→ **EXERCISE AIM**: For every line in the material, output its text exactly and exclude any image it holds.
(TASK DATA)
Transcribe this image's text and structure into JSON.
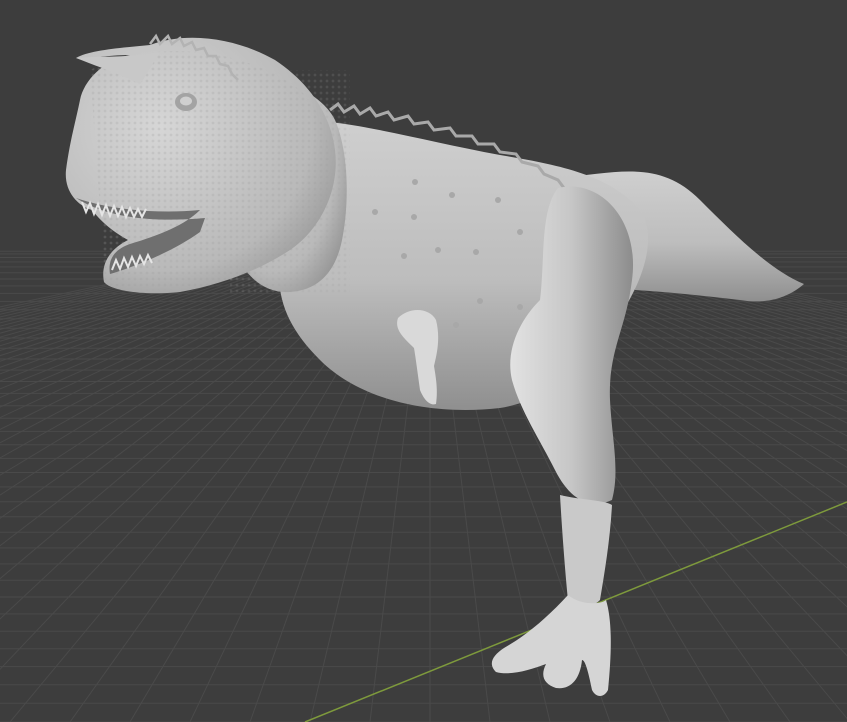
{
  "viewport": {
    "background_color": "#3d3d3d",
    "grid_line_color": "#4a4a4a",
    "x_axis_color": "#7e9a3c",
    "model_color": "#c4c4c4",
    "model_shadow_color": "#8a8a8a",
    "model_highlight_color": "#dedede"
  },
  "model": {
    "subject": "carnotaurus-sculpt",
    "shading": "solid-matcap"
  }
}
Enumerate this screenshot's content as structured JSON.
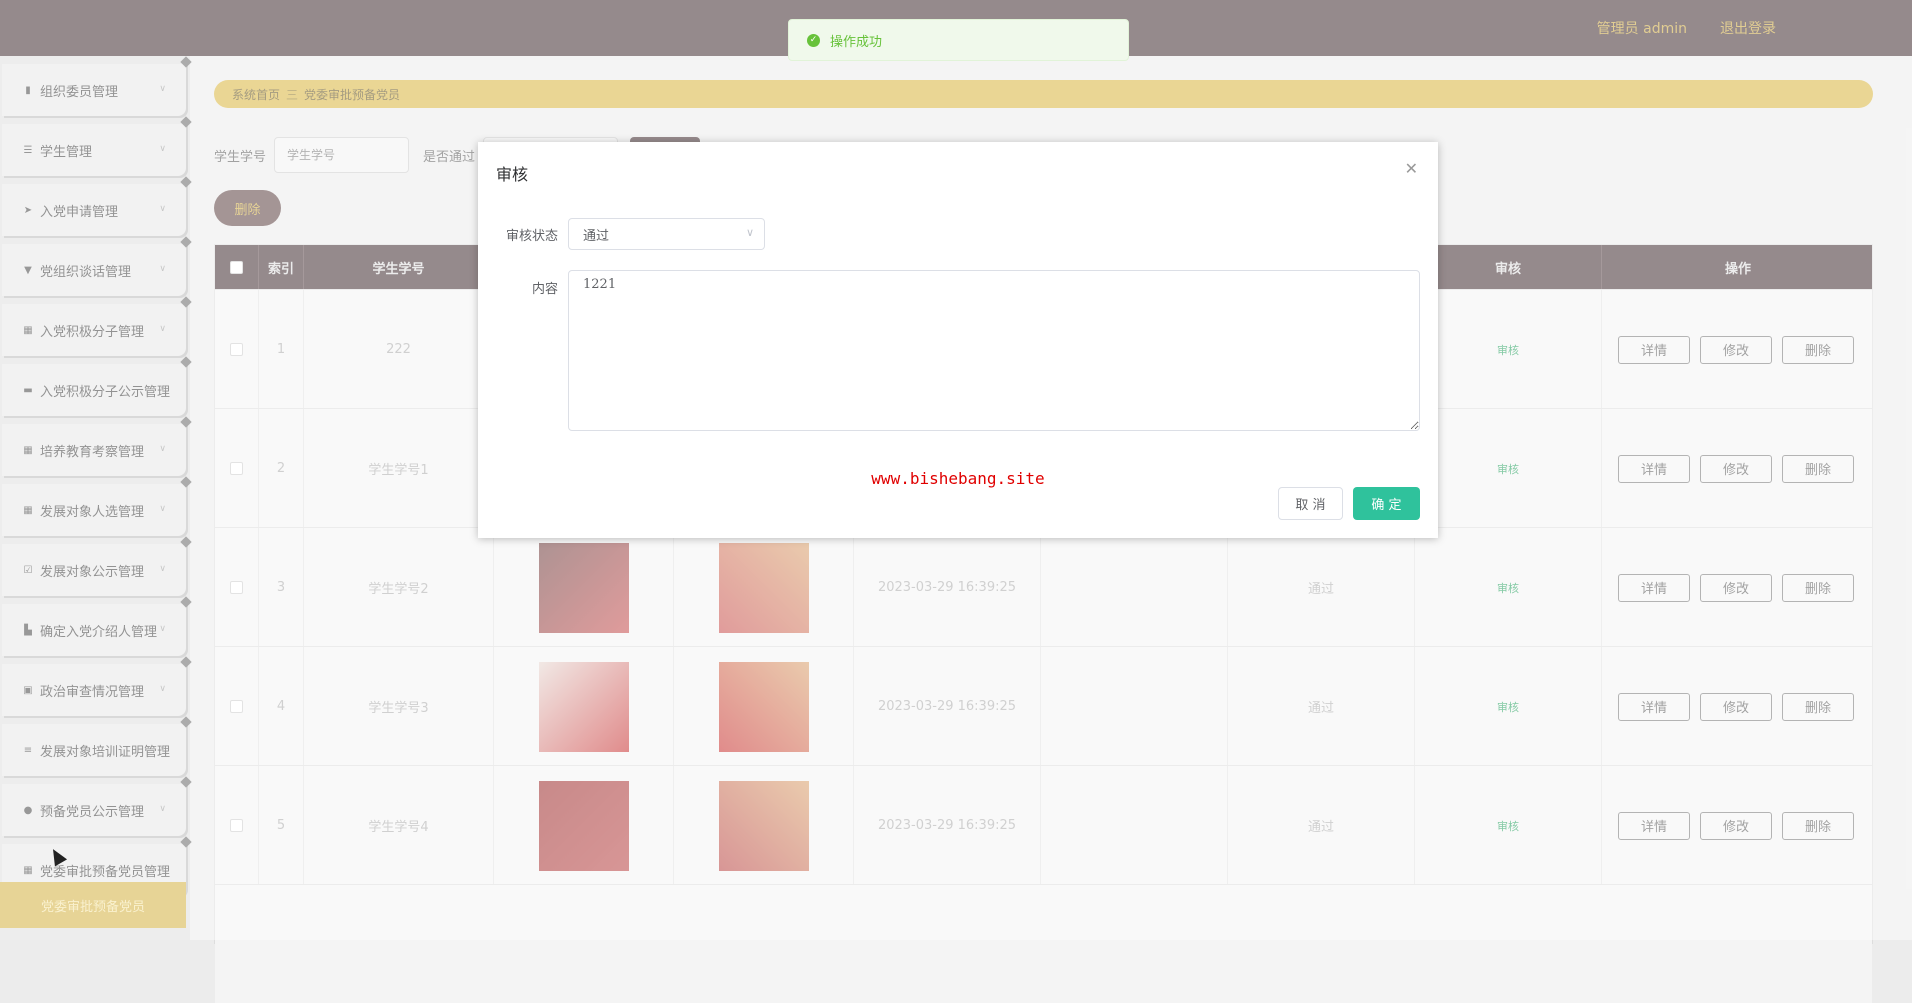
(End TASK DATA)
→ **WRITTEN RESPONSE**:
Transcribe this image's text and structure into JSON.
{
  "viewport": {
    "background_color": "#3d3d3d",
    "grid_line_color": "#4a4a4a",
    "x_axis_color": "#7e9a3c",
    "model_color": "#c4c4c4",
    "model_shadow_color": "#8a8a8a",
    "model_highlight_color": "#dedede"
  },
  "model": {
    "subject": "carnotaurus-sculpt",
    "shading": "solid-matcap"
  }
}
Enumerate this screenshot's content as structured JSON.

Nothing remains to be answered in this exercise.